-If Elections Law is not amended
Senator Edwin Melvin Snowe has added his voice to many other voices suggesting that there might be a crisis in 2023 if certain provisions in the Elections Law of Liberia are not reformed or amended.
Speaking on a local radio program last week the Bomi lawmaker said the numerous post-election dispute cases in the country hinder the country’s Legislative functions, more so when there is no quorum at either of the two Houses to discuss serious national issues.
“I think it is a good idea to emulate from Ghana, Sierra Leone and other countries. Those who emerge as winners should immediately be granted the permission to take up seats at their respective elective offices. Whoever has a concern against any winner should go to court.
“And, if he or she wins the person said to have won earlier, he or she (the true winner) should be allowed to take office while the loser steps aside,” Snowe said.
He added: “The recent election in Ghana, I mean December 7, 2020 Presidential election in Ghana, former President John Mahama went to the Supreme Court of Ghana and complained but that did not stop the inauguration of President Nana Akufo Addo. The same thing happened in Sierra Leone and as time went by, those cases were heard by their respective courts and decisions reached.”
Snowe said the National Elections Commission (NEC) of Liberia is usually overwhelmed with lots of post elections’ cases simply because losers take advantage of the law and intentionally waste the Commission’s time, the Supreme Court’s time as well as their opponents who emerge winners’ time.
“NEC has a very limited time to take care of all of the cases that come after elections are held. And, the reform we are seeking, if accepted, will pass on the torch of investigation of elections cases from the Commission to an agreed-upon court,” he explained.
He noted that a joint resolution is expected to be passed by both Houses of the Legislature in order to extend the time beyond the constitutional time for all by-elections after elections are held and certain officials are elected to new offices, resigned or died.
“By law, it should be ninety days for a by-election to be held through a notification from either of the two Houses, depending on where the vacancy is found, but for this time, it is not possible because of the huge delay the litigations that followed after the Special Senatorial election and the Representative by-elections in Montserrado and Sinoe,” Snowe said.
He further disclosed that the Legislature will work with the Law Reform Commission (LRC), the NEC and all other stakeholders in making the reforms to the country’s Elections Law.
The Bomi County Senator said most of the cases filed against winners of elections in the country are not worth the time given them, more so when the winners are being denied the chance to get to work immediately upon the announcement of results by the NEC.
Senator Snowe told his interviewers that he is doing all he can to take Bomi to a new level in its development drive.
“My focus is to work for the people of Bomi. Elections are over and my focus is to work with anyone who is open to invest in Bomi and help improve the lives of the people of that county,” he said.
According to Snowe, Bomi is today among the least developed counties simply because people from there who had better chances to have helped did not do anything.

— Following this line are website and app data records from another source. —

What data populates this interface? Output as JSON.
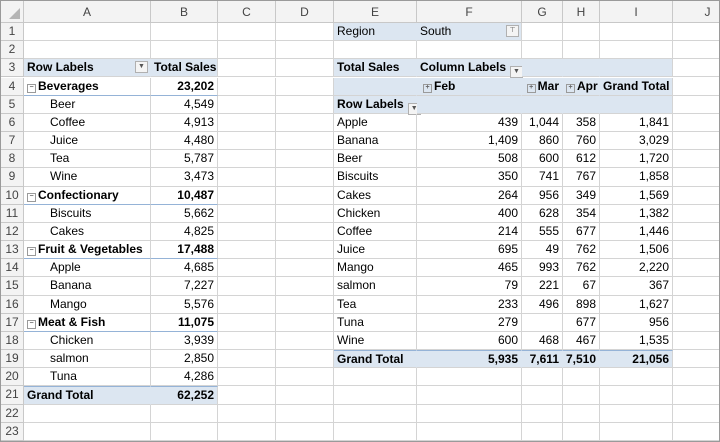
{
  "columns": [
    "A",
    "B",
    "C",
    "D",
    "E",
    "F",
    "G",
    "H",
    "I",
    "J"
  ],
  "rows": [
    "1",
    "2",
    "3",
    "4",
    "5",
    "6",
    "7",
    "8",
    "9",
    "10",
    "11",
    "12",
    "13",
    "14",
    "15",
    "16",
    "17",
    "18",
    "19",
    "20",
    "21",
    "22",
    "23"
  ],
  "pivot1": {
    "row_labels_header": "Row Labels",
    "value_header": "Total Sales",
    "groups": [
      {
        "name": "Beverages",
        "total": "23,202",
        "items": [
          [
            "Beer",
            "4,549"
          ],
          [
            "Coffee",
            "4,913"
          ],
          [
            "Juice",
            "4,480"
          ],
          [
            "Tea",
            "5,787"
          ],
          [
            "Wine",
            "3,473"
          ]
        ]
      },
      {
        "name": "Confectionary",
        "total": "10,487",
        "items": [
          [
            "Biscuits",
            "5,662"
          ],
          [
            "Cakes",
            "4,825"
          ]
        ]
      },
      {
        "name": "Fruit & Vegetables",
        "total": "17,488",
        "items": [
          [
            "Apple",
            "4,685"
          ],
          [
            "Banana",
            "7,227"
          ],
          [
            "Mango",
            "5,576"
          ]
        ]
      },
      {
        "name": "Meat & Fish",
        "total": "11,075",
        "items": [
          [
            "Chicken",
            "3,939"
          ],
          [
            "salmon",
            "2,850"
          ],
          [
            "Tuna",
            "4,286"
          ]
        ]
      }
    ],
    "grand_total_label": "Grand Total",
    "grand_total": "62,252"
  },
  "pivot2": {
    "filter_label": "Region",
    "filter_value": "South",
    "value_label": "Total Sales",
    "column_labels_header": "Column Labels",
    "row_labels_header": "Row Labels",
    "months": [
      "Feb",
      "Mar",
      "Apr"
    ],
    "grand_total_header": "Grand Total",
    "rows": [
      [
        "Apple",
        "439",
        "1,044",
        "358",
        "1,841"
      ],
      [
        "Banana",
        "1,409",
        "860",
        "760",
        "3,029"
      ],
      [
        "Beer",
        "508",
        "600",
        "612",
        "1,720"
      ],
      [
        "Biscuits",
        "350",
        "741",
        "767",
        "1,858"
      ],
      [
        "Cakes",
        "264",
        "956",
        "349",
        "1,569"
      ],
      [
        "Chicken",
        "400",
        "628",
        "354",
        "1,382"
      ],
      [
        "Coffee",
        "214",
        "555",
        "677",
        "1,446"
      ],
      [
        "Juice",
        "695",
        "49",
        "762",
        "1,506"
      ],
      [
        "Mango",
        "465",
        "993",
        "762",
        "2,220"
      ],
      [
        "salmon",
        "79",
        "221",
        "67",
        "367"
      ],
      [
        "Tea",
        "233",
        "496",
        "898",
        "1,627"
      ],
      [
        "Tuna",
        "279",
        "",
        "677",
        "956"
      ],
      [
        "Wine",
        "600",
        "468",
        "467",
        "1,535"
      ]
    ],
    "grand_total_label": "Grand Total",
    "grand_totals": [
      "5,935",
      "7,611",
      "7,510",
      "21,056"
    ]
  }
}
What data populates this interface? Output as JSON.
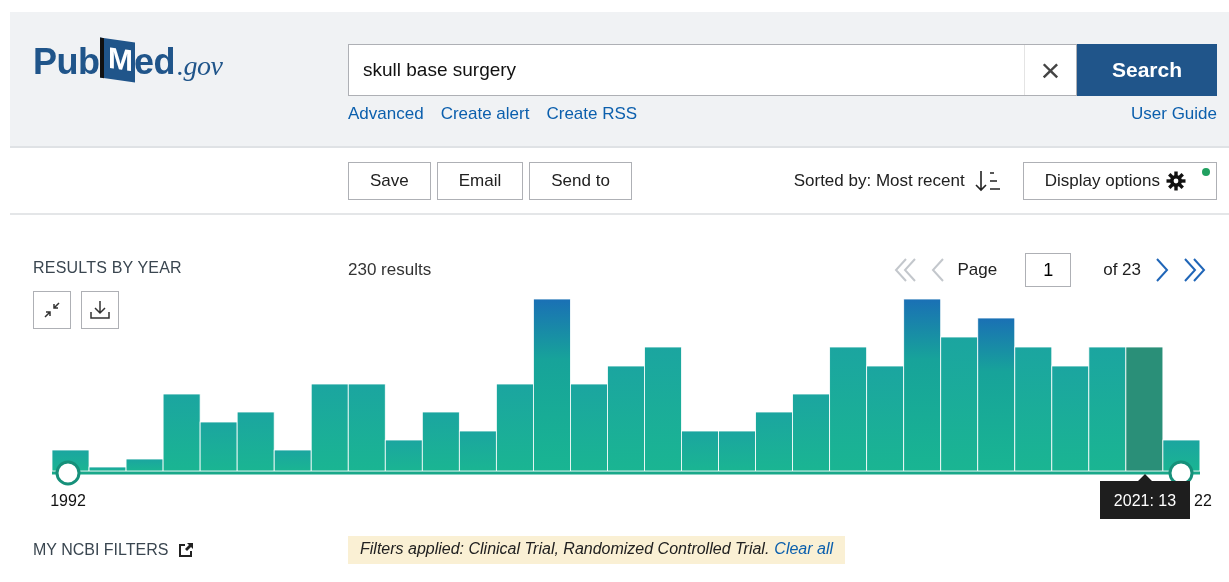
{
  "header": {
    "logo": {
      "prefix": "Pub",
      "badge_letter": "M",
      "rest": "ed",
      "domain": ".gov"
    },
    "search": {
      "value": "skull base surgery",
      "clear_label": "×",
      "button": "Search"
    },
    "links": [
      {
        "label": "Advanced"
      },
      {
        "label": "Create alert"
      },
      {
        "label": "Create RSS"
      }
    ],
    "help_link": "User Guide"
  },
  "toolbar": {
    "buttons": [
      {
        "label": "Save"
      },
      {
        "label": "Email"
      },
      {
        "label": "Send to"
      }
    ],
    "sort": "Sorted by: Most recent",
    "display_options": {
      "label": "Display options",
      "notification": true
    }
  },
  "results": {
    "heading": "RESULTS BY YEAR",
    "count": "230 results",
    "pagination": {
      "first": {
        "disabled": true
      },
      "previous": {
        "disabled": true
      },
      "page_label": "Page",
      "page": "1",
      "total": "of 23",
      "next": {
        "disabled": false
      },
      "last": {
        "disabled": false
      }
    },
    "timeline": {
      "start_label": "1992",
      "end_label": "22",
      "tooltip": "2021: 13"
    }
  },
  "filters": {
    "heading": "MY NCBI FILTERS",
    "note": "*Filters applied: Clinical Trial, Randomized Controlled Trial.*",
    "clear_link": "Clear all"
  }
}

“Alex Tyler was Speaker for ten years; former President Ellen Johnson Sirleaf hails from Bomi and a number of other high ranking government officials I can go on naming but they did not work together for the common good of Bomi.
“They fought against each other all the years and can only point to projects financed by the County development funds, nothing more,” he alleged.
Snowe, one of Liberia’s longest serving public officials said he owes no political party loyalty because they campaigned against his election for both the House of Representatives and the Senate, even though they failed at each of the two attempts.
He said the people of Bomi voted him into office, beginning with the House of Representatives in protest of former President Sirleaf, former Speaker Tyler and all others who have had the opportunities to develop Bomi but refused to do.
“This is why I said that Bomi will make President Weah happy in 2023 if he makes Bomi happy now. And, for sure, if he builds better market halls for my people, conditions the roads and help support the hospital, I will do all I can to support his second Presidential bid,” Snowe averred.
He added that an assessment is already ongoing for the construction of new housing units and First Lady, Clar Marie Weah has committed herself to developing Blue Lake in order to attract tourism to Bomi.
“My friendship with Weah and Musa Bility is beyond politics. This is why I don’t care about the noise out there. We came a long way and that remains as it is, even though I am not part of his political party,” Snowe concluded.